Consisting of 12 Masonite panels, the mural—which depicts the history of pharmacy, medicine and healing—is divided into 3 sections.
The Claremont Graduate University may already be underway with its 20-year master plan, but school officials are electing to take a step back before continuing the university’s move forward.
CGU administrators held the first of 2 neighborhood meetings this week as the graduate university seeks input from residents prior to taking the next step with environmental consultants. A second open meeting will take place on Monday, April 15 at 6:30 p.m. in the Tranquada Student Services Center, 757 College Way.
A Claremont High School alumna Pam Dahl sings “Just You Wait” from the musical My Fair Lady on Saturday during the Alumni Gala at the Don F. Fruechte Theatre for the Performing Arts. The show, which featured a mix of vocal performances and remembrances from graduates, was the first at the newly renovated theater. Check out our complete story with photo gallery from the event. COURIER photo/Steven Felschundneff
At the next meeting of the Claremont Unified School District Board of Education, the board will vote on a resolution to deny a second petition for the establishment of a new charter school, the Embracing the Whole Child Arts and Technology Academy.
The petition, a revised version of a previous petition denied by the school board several months ago, was presented at the February 7, 2013 school board meeting.
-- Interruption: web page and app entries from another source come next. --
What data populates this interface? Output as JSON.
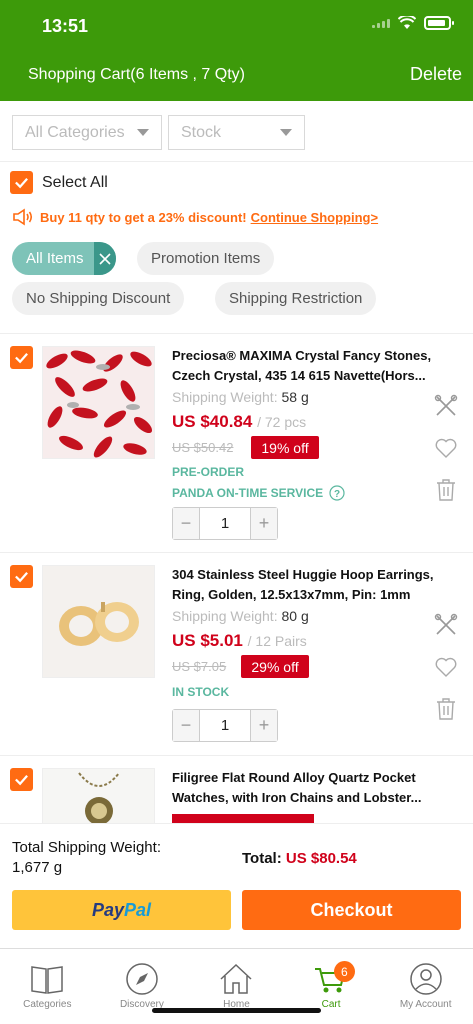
{
  "status_bar": {
    "time": "13:51"
  },
  "header": {
    "title": "Shopping Cart(6 Items , 7 Qty)",
    "delete_label": "Delete"
  },
  "filters": {
    "categories": "All Categories",
    "stock": "Stock"
  },
  "select_all_label": "Select All",
  "promo": {
    "text": "Buy 11 qty to get a 23% discount!",
    "link": "Continue Shopping>"
  },
  "chips": [
    "All Items",
    "Promotion Items",
    "No Shipping Discount",
    "Shipping Restriction"
  ],
  "products": [
    {
      "name": "Preciosa® MAXIMA Crystal Fancy Stones, Czech Crystal, 435 14 615 Navette(Hors...",
      "weight_label": "Shipping Weight:",
      "weight": "58 g",
      "price": "US $40.84",
      "unit": "/ 72 pcs",
      "original_price": "US $50.42",
      "discount": "19% off",
      "status": "PRE-ORDER",
      "service": "PANDA ON-TIME SERVICE",
      "qty": "1"
    },
    {
      "name": "304 Stainless Steel Huggie Hoop Earrings, Ring, Golden, 12.5x13x7mm, Pin: 1mm",
      "weight_label": "Shipping Weight:",
      "weight": "80 g",
      "price": "US $5.01",
      "unit": "/ 12 Pairs",
      "original_price": "US $7.05",
      "discount": "29% off",
      "status": "IN STOCK",
      "qty": "1"
    },
    {
      "name": "Filigree Flat Round Alloy Quartz Pocket Watches, with Iron Chains and Lobster..."
    }
  ],
  "summary": {
    "weight_label": "Total Shipping Weight:",
    "weight_value": "1,677 g",
    "total_label": "Total:",
    "total_value": "US $80.54",
    "paypal_a": "Pay",
    "paypal_b": "Pal",
    "checkout_label": "Checkout"
  },
  "tabs": [
    "Categories",
    "Discovery",
    "Home",
    "Cart",
    "My Account"
  ],
  "cart_badge": "6",
  "colors": {
    "brand_green": "#3d9a0a",
    "accent_orange": "#ff6b12",
    "price_red": "#d0021b",
    "teal": "#5ab79f"
  }
}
Nearly a year after Harvard Square closed up its kitchen, a second longtime Village shop has called it quits. On March 1, Claremont residents said goodbye to Raku, an eco-centric boutique whose paper goods and knickknacks have added character to Yale Avenue for the past 30 years.
But as one Claremont niche shop closes, another opens, with an abundance of a different sort of paper good. On the other end of the Claremont Village, residents are welcoming in the latest quirky Claremont business: comic book extraordinaire A Shop Called Quest.
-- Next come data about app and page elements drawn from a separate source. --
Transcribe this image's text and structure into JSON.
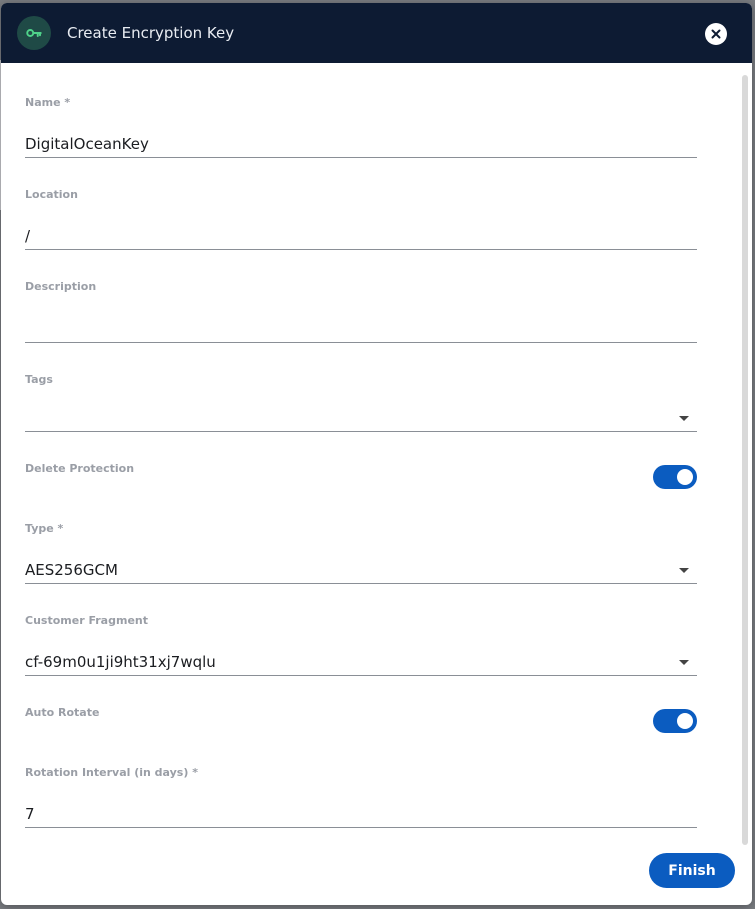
{
  "dialog": {
    "title": "Create Encryption Key",
    "header_icon": "key-icon",
    "close_icon": "close-icon"
  },
  "fields": {
    "name": {
      "label": "Name *",
      "value": "DigitalOceanKey"
    },
    "location": {
      "label": "Location",
      "value": "/"
    },
    "description": {
      "label": "Description",
      "value": ""
    },
    "tags": {
      "label": "Tags",
      "value": ""
    },
    "delete_protection": {
      "label": "Delete Protection",
      "enabled": true
    },
    "type": {
      "label": "Type *",
      "value": "AES256GCM"
    },
    "customer_fragment": {
      "label": "Customer Fragment",
      "value": "cf-69m0u1ji9ht31xj7wqlu"
    },
    "auto_rotate": {
      "label": "Auto Rotate",
      "enabled": true
    },
    "rotation_interval": {
      "label": "Rotation Interval (in days) *",
      "value": "7"
    }
  },
  "actions": {
    "finish_label": "Finish"
  },
  "colors": {
    "header_bg": "#0d1b33",
    "accent": "#0b5cc0",
    "icon_green": "#4fd38a"
  }
}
The Friends of the Claremont Library has announced Susan Straight’s novel Take One Candle Light a Room as its 2013 selection for the citywide “On the Same Page” (OSTP) reading program.
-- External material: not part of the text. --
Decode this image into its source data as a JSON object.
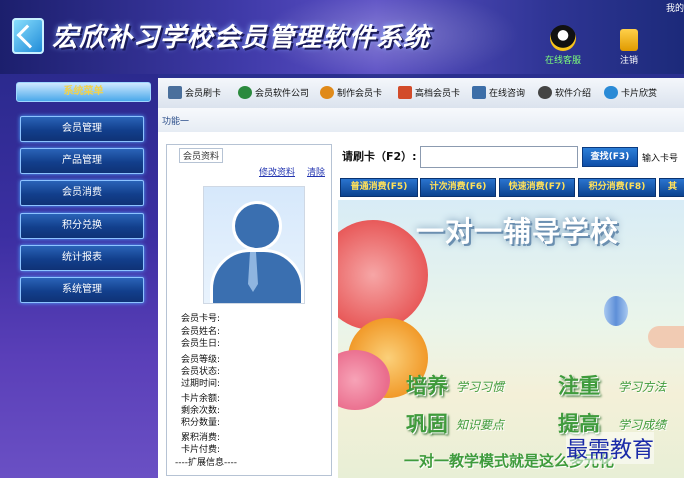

The goal of this annual event is to engage community residents in a public discussion regarding a work of fiction, or non-fiction, that forms the foundation for a common experience and encourages the pleasure of reading.
Selections from previous years have included The Soloist by Steve Lopez, Into the Beautiful North by Lluis Alberto Urrea, and last year’s The Immortal Life of Henrietta Lacks by Rebecca Skloot.
Three community members took to the podium at the Thursday, March 21 meeting of the Claremont Unified School District to express concern about the board’s recent decision to declare 2 pieces of district property surplus.
The first of these was Barbara Solorzano, who teaches “Mommy, Daddy, Grandparents and Me” parenting classes through the Claremont Adult School, which are designed for children ages 18 months through 5 years and their caregivers.
Ms. Solorzano said she came to “clarify a misconception,” which was printed in recent Claremont COURIER articles, that the site of the La Puerta Intermediate School had been abandoned in recent years.
With Governor Jerry Brown proposing a new K-12 funding system, the future of the Baldy View Regional Occupational Program is uncertain.
At the Thursday, March 7 meeting of the Claremont school board, board president and Baldy View ROP Commissioner Mary Caenepeel reported that employees of the local Joint Powers Authority—which provides career technical education (CTE) to residents of Claremont, Upland, Chino and Chaffey Joint Union school districts—have all been given pink slips.